Records contained in a dataset
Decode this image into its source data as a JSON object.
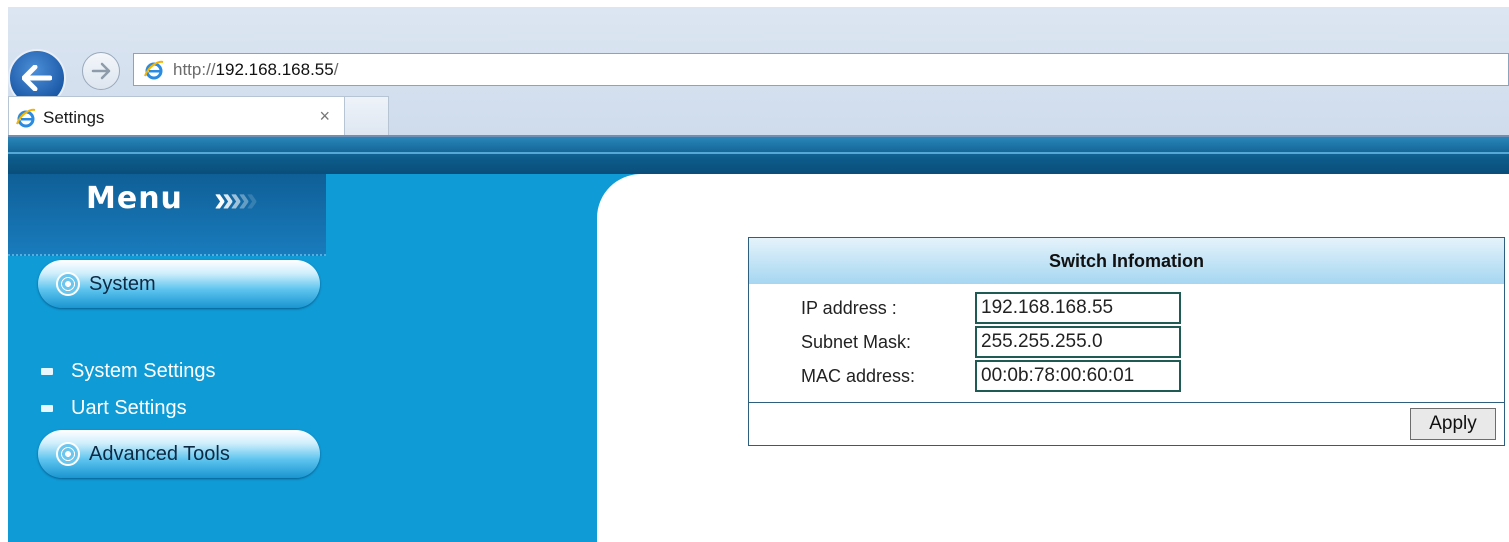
{
  "browser": {
    "url_scheme": "http://",
    "url_host": "192.168.168.55",
    "url_path": "/",
    "tab_title": "Settings",
    "tab_close": "×"
  },
  "sidebar": {
    "menu_title": "Menu",
    "menu_arrows": ">>>>>",
    "sections": [
      {
        "label": "System",
        "icon": "circle-target-icon"
      },
      {
        "label": "Advanced Tools",
        "icon": "circle-target-icon"
      }
    ],
    "items": [
      {
        "label": "System Settings",
        "icon": "bullet-icon"
      },
      {
        "label": "Uart Settings",
        "icon": "bullet-icon"
      }
    ]
  },
  "panel": {
    "title": "Switch Infomation",
    "fields": [
      {
        "label": "IP address :",
        "value": "192.168.168.55"
      },
      {
        "label": "Subnet Mask:",
        "value": "255.255.255.0"
      },
      {
        "label": "MAC address:",
        "value": "00:0b:78:00:60:01"
      }
    ],
    "apply_label": "Apply"
  },
  "colors": {
    "sidebar_blue": "#0f9bd6",
    "header_dark_blue": "#0d5c8c",
    "panel_border": "#2f5f7e"
  }
}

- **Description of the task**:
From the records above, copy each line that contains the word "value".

- **Task response**:
        "value": "192.168.168.55"
        "value": "255.255.255.0"
        "value": "00:0b:78:00:60:01"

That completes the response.